The S&P500 ended last week up a fraction—it closed on Friday up 0.24% for the week. Volume was very light. And volatility drifted lower, close to the lows reached in February. Essentially, the S&P500 was treading water and looking for some sort of signal to find a direction for its next meaningful move.
US economic reports were mixed so these provided no clear direction for US financial markets. On the positive side, the housing market index, housing starts, consumer sentiment, and leading indicators all beat expectations. On the negative side, labor market conditions, initial jobless claims and industrial production all missed. At the same time, many reports (including consumer prices, retail sales, and business inventories) came in exactly as expected.
In terms of technical analysis, the S&P remains extremely stretched….obviously to the upside….on both the daily and weekly charts. The short-term parabolic jump that began after Donald Trump won the presidential election is still in effect.
Last week, we discussed how arguably the world’s most important commodity—oil—was diverging from US stock prices. Specifically, as stock prices remain near record highs, the price of oil, which originally crashed in 2014, has resumed its decline by dropping almost 10%. And it continued to creep downward—again—last week.

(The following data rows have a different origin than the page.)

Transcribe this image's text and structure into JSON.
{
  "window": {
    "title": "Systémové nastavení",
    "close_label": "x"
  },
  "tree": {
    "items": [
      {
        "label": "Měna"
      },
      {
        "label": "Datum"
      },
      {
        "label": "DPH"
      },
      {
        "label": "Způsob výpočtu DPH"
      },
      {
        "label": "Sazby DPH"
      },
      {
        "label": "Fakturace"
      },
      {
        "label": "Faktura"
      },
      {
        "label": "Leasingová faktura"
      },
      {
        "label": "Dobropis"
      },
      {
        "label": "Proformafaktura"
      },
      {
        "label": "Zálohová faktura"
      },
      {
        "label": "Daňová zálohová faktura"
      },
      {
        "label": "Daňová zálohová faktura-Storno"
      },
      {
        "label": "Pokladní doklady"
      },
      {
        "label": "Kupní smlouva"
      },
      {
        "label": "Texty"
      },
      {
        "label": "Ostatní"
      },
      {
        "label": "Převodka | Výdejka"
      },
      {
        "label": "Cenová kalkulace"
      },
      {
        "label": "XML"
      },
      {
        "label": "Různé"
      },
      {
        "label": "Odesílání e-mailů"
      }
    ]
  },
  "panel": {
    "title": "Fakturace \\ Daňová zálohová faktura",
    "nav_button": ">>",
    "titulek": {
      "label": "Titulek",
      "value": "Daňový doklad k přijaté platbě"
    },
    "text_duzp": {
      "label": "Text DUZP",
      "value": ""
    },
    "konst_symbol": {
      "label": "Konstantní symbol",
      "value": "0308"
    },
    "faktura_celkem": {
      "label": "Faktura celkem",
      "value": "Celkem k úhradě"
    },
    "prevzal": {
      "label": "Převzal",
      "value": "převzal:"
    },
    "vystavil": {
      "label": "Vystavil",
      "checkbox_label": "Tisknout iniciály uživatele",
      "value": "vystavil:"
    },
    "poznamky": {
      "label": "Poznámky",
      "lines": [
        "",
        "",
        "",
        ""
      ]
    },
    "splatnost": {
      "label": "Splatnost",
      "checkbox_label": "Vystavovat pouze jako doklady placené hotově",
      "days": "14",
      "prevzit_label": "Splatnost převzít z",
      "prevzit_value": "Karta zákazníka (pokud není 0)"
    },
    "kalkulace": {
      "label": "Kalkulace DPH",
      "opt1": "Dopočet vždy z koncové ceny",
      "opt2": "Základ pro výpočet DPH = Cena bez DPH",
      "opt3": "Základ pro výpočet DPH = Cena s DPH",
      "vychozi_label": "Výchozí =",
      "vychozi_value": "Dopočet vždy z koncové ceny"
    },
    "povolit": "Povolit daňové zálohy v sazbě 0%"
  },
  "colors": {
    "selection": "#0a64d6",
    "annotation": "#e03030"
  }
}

This week, we’d like highlight how S&P500 aggregate earnings have started to diverge significantly from the overall price of the S&P500. While the correlation over the last 10 years has —- for obvious reasons —- been positive (ie when corporate earnings rose each quarter, the price of the S&P500 rose in tandem with those earnings). But starting in early 2016, the reverse has happened: GAAP earnings have not recovered; they’ve stayed flat. At the same time, the S&P500 has soared. This is another very important divergence, arguably even more important than the divergence from the price of oil,that must be resolved on way or another. Either GAAP earnings must rise sharply to match the lofty prices of the S&P500 or the S&P500 must drop precipitously to match the depressed level of corporate earnings.

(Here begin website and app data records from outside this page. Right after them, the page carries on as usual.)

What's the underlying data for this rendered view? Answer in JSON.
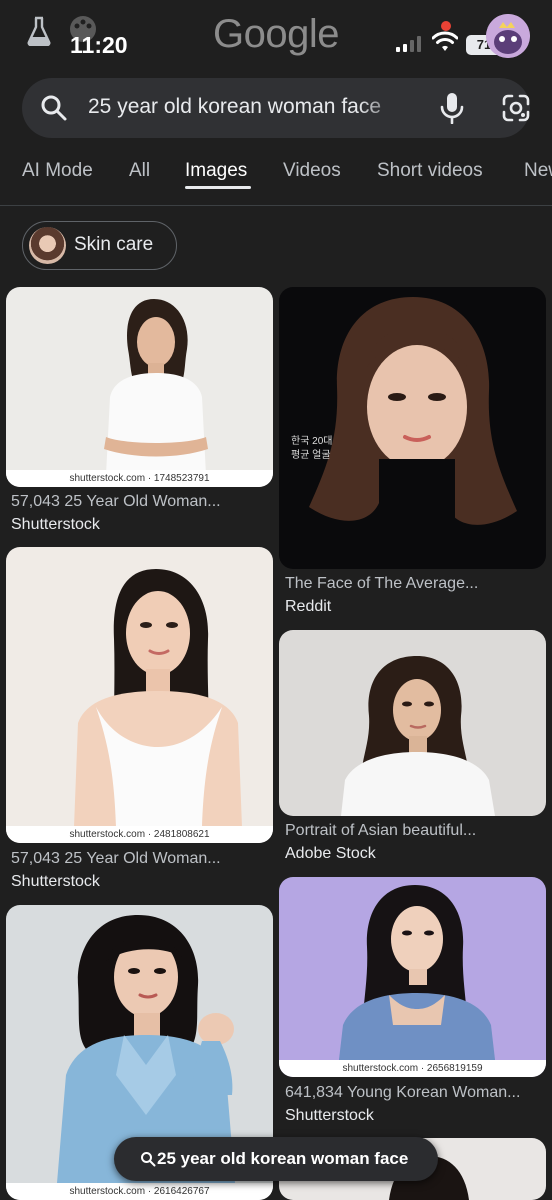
{
  "status_bar": {
    "time": "11:20",
    "battery": "71",
    "icons": [
      "lab-icon",
      "palette-icon",
      "signal-icon",
      "wifi-icon",
      "battery-icon",
      "avatar"
    ]
  },
  "app": {
    "logo": "Google"
  },
  "search": {
    "query": "25 year old korean woman face",
    "icons": [
      "search-icon",
      "mic-icon",
      "lens-icon"
    ]
  },
  "tabs": [
    {
      "label": "AI Mode"
    },
    {
      "label": "All"
    },
    {
      "label": "Images",
      "active": true
    },
    {
      "label": "Videos"
    },
    {
      "label": "Short videos"
    },
    {
      "label": "News"
    }
  ],
  "chips": [
    {
      "label": "Skin care"
    }
  ],
  "results": [
    {
      "title": "57,043 25 Year Old Woman...",
      "source": "Shutterstock",
      "watermark": "shutterstock.com · 1748523791"
    },
    {
      "title": "The Face of The Average...",
      "source": "Reddit",
      "overlay_text": "한국 20대 평균 얼굴"
    },
    {
      "title": "57,043 25 Year Old Woman...",
      "source": "Shutterstock",
      "watermark": "shutterstock.com · 2481808621"
    },
    {
      "title": "Portrait of Asian beautiful...",
      "source": "Adobe Stock"
    },
    {
      "title": "641,834 Young Korean Woman...",
      "source": "Shutterstock",
      "watermark": "shutterstock.com · 2656819159"
    },
    {
      "title": "",
      "source": "",
      "watermark": "shutterstock.com · 2616426767"
    }
  ],
  "floating_query": {
    "text": "25 year old korean woman face"
  },
  "colors": {
    "background": "#1f1f1f",
    "search_bg": "#303134",
    "recording_dot": "#e94235"
  }
}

Once again, we need to wait and see how this convergence plays out exactly.